Faculty Senate discusses scholarship model, approves paid parental leave policy

Lily Burris

The Faculty Senate Meeting on Thursday included an update on WKU’s scholarship model and  the approval of the new paid parental leave policy.

After updates from Faculty Senate Chair Julie Shadoan, Vice Chair Dan Clark and Secretary Laura Bohuski, the senate received an up on the new scholarship model. 

Lauren McClain, sociology and criminology professor and faculty welfare and professional responsibilities committee chair, brought the paid parental leave policy to the Faculty Senate. She mentioned her experience with WKU’s lack of parental leave and how she’s heard of other people’s experiences. 

The policy would allow faculty to take 16 consecutive semester weeks off work after the birth of adoption of a child. Previously, each person’s leave depended on their department head. The policy would be the first of its kind in the state of Kentucky, McClain said.

“We wanted to have it open so that if the baby came mid-semester that you could have the option of taking the leave that would cross two semesters and then working 16 semester-weeks instead,” McClain said.

McClain also pointed out that the policy covers women, men, and same-sex partners. It also includes births and adoptions. 

The Faculty Senate approved the policy with two slight amendments to make the policy easier to understand.

Brian Kuster, vice president for enrollment and student experience, explained the new model that will be effective next year and mentioned that changes to the model were not over.

“The model is really based on actions that would increase opportunity and access for your students, and also, obviously increase net tuition,” Kuster said.

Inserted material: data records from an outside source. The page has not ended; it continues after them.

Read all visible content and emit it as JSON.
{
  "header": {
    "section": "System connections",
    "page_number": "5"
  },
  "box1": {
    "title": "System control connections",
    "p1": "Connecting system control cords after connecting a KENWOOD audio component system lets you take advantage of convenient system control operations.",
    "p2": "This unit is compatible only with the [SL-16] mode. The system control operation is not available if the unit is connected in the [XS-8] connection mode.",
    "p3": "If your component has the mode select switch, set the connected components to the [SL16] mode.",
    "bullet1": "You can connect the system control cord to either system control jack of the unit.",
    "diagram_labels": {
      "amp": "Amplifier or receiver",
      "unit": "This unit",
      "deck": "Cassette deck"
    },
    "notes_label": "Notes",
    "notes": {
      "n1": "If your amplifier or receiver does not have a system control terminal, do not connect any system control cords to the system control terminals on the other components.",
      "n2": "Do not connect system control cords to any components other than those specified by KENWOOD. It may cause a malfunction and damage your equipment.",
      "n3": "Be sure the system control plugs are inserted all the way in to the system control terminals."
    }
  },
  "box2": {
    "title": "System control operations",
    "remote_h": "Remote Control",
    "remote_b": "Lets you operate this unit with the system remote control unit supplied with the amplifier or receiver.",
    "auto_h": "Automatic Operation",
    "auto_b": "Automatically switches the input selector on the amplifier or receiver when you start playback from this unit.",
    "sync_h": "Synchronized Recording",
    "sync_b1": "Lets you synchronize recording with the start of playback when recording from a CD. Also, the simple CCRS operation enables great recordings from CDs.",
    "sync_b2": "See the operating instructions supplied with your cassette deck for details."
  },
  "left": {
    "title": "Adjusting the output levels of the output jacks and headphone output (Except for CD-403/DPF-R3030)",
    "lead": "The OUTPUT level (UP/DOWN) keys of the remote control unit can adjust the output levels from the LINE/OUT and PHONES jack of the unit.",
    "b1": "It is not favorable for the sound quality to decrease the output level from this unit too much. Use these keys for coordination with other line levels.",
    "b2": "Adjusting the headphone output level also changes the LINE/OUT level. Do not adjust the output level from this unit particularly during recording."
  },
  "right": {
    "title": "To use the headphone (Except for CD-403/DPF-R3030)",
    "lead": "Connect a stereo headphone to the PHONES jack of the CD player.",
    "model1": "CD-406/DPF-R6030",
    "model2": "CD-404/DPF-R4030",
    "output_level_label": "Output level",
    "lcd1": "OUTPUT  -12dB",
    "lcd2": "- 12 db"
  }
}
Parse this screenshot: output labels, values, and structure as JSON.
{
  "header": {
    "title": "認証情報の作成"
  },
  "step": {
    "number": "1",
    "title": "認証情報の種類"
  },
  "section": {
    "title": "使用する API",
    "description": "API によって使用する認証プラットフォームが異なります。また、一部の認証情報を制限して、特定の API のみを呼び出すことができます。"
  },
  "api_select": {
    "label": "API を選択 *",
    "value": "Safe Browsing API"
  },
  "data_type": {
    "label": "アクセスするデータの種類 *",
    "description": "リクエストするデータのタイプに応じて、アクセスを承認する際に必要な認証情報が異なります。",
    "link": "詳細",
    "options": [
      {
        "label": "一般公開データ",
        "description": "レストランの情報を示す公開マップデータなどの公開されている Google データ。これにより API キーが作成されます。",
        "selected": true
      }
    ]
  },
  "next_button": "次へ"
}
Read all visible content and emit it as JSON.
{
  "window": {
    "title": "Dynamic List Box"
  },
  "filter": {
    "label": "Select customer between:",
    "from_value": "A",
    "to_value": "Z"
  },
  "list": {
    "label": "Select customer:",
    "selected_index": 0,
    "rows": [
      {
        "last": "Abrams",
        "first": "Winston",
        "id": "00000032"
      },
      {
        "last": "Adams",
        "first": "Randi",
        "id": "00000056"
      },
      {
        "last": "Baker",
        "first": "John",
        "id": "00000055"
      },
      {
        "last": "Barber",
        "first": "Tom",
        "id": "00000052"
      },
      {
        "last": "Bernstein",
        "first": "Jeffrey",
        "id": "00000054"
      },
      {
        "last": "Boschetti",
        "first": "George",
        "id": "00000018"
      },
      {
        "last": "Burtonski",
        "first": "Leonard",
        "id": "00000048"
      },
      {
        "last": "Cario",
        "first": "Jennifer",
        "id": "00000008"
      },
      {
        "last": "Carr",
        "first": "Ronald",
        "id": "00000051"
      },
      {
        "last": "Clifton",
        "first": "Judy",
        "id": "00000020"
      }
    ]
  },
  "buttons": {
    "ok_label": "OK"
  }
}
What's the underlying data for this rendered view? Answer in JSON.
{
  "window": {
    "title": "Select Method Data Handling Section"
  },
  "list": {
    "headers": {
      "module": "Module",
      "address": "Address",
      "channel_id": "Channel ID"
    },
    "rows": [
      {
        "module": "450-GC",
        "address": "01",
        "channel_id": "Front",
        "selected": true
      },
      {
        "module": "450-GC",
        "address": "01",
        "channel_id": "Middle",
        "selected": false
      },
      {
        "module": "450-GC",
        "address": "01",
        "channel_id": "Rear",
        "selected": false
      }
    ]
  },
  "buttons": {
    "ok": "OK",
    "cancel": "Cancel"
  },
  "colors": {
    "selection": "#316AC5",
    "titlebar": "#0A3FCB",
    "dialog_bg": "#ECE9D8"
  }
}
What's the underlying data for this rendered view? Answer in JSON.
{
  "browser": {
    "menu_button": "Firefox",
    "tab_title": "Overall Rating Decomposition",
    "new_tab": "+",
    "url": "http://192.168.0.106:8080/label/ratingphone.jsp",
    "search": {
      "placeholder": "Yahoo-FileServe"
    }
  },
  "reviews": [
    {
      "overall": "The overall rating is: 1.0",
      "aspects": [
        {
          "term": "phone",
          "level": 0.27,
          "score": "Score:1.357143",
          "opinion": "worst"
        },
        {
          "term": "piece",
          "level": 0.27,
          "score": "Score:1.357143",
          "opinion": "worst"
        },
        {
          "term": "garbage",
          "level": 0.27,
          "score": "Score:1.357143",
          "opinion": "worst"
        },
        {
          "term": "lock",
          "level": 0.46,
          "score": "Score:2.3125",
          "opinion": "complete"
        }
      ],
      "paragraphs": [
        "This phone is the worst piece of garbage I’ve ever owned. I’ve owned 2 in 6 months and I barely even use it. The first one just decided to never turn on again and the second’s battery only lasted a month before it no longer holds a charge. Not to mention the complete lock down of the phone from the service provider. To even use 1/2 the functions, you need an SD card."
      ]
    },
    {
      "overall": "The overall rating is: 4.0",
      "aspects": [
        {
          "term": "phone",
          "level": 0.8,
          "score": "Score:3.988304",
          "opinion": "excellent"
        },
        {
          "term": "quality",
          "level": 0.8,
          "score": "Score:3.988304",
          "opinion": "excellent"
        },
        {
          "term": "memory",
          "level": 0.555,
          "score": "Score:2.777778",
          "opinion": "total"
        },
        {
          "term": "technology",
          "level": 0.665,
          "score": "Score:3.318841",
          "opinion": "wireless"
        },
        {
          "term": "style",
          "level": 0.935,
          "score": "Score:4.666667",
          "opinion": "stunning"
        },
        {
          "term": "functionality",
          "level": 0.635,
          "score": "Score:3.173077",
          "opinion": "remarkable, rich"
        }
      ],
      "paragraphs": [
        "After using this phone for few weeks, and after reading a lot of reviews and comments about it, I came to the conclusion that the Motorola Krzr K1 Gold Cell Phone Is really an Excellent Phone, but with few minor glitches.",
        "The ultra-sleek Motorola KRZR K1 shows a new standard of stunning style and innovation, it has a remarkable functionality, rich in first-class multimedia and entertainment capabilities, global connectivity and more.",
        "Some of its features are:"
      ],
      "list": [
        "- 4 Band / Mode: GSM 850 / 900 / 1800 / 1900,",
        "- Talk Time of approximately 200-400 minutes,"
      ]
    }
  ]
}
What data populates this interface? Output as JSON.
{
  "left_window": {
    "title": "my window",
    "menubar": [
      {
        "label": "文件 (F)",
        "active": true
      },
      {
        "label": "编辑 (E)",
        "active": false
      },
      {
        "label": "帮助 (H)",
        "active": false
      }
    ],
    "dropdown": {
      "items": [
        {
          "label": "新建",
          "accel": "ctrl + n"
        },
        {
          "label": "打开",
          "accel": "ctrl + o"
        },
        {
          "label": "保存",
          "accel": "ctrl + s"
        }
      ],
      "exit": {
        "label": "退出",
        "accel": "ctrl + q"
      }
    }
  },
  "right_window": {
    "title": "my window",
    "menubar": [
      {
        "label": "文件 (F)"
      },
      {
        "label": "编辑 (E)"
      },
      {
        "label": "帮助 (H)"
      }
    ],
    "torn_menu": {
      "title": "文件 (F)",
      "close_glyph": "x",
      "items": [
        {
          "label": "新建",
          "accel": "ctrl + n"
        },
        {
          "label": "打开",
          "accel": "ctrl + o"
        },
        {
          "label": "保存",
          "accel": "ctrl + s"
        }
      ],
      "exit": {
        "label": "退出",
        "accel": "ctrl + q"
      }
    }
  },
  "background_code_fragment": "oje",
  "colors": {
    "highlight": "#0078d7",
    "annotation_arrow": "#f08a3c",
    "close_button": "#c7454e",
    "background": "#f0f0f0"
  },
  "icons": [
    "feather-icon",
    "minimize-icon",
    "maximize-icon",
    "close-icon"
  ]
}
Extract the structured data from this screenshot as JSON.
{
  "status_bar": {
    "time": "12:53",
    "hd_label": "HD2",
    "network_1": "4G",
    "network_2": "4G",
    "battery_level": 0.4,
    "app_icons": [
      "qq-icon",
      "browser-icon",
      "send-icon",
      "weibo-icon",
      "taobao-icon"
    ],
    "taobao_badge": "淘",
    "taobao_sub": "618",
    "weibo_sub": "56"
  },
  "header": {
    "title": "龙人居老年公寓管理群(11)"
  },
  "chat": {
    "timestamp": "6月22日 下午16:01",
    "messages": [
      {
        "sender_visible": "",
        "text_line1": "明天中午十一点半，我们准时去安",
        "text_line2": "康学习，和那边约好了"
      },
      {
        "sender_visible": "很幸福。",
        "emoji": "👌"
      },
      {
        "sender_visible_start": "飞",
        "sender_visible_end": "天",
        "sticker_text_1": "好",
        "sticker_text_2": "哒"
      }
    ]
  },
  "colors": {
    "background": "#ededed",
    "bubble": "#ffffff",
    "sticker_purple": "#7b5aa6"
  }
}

The key points from this new model are the elimination on the ACT requirement on most scholarship spaces, the minimum amount was increased and created a new band with a lower GPA eligibility range, Kuster said. The new model works to help students financially.

When asked about where the money was going to come from, Kuster pointed to net tuition from enrollment and increased retention. He said that the consulting firm that pointed out that changing the merit system would have a “positive effect on the net tuition.”

“If we recruit a student that is more likely to graduate than someone that’s not, then we’ll have that net tuition over a four-year period,” Kuster said.

Provost Cheryl Stevens pointed out that merit model is a discount on tuition that helps make WKU more competitive. When concerns were raised about less people available to go to college, Kuster was ready to answer.

“We’re doing multiple things this year to look at how we recruit, who we recruit and where we recruit,” Kuster said. 

Kuster addressed that fact the WKU is working on an enrollment plan and questions the senators had about the scholarship model such as extending the scholarship availability past four years and who this model would benefit.

Stevens gave a report to the Faculty Senate discussing goals for the year in relation to goals she had made over the summer at an event with the President. Will Harris, student body president, also gave a quick update to the Faculty Senate about a few things going on with the Student Government Association.

The Faculty Senate also discussed some tabled business from the last meeting. Beth Laves, associate vice president for the division of extended learning and outreach, presented more information on a policy change relating to some new definitions within DELO.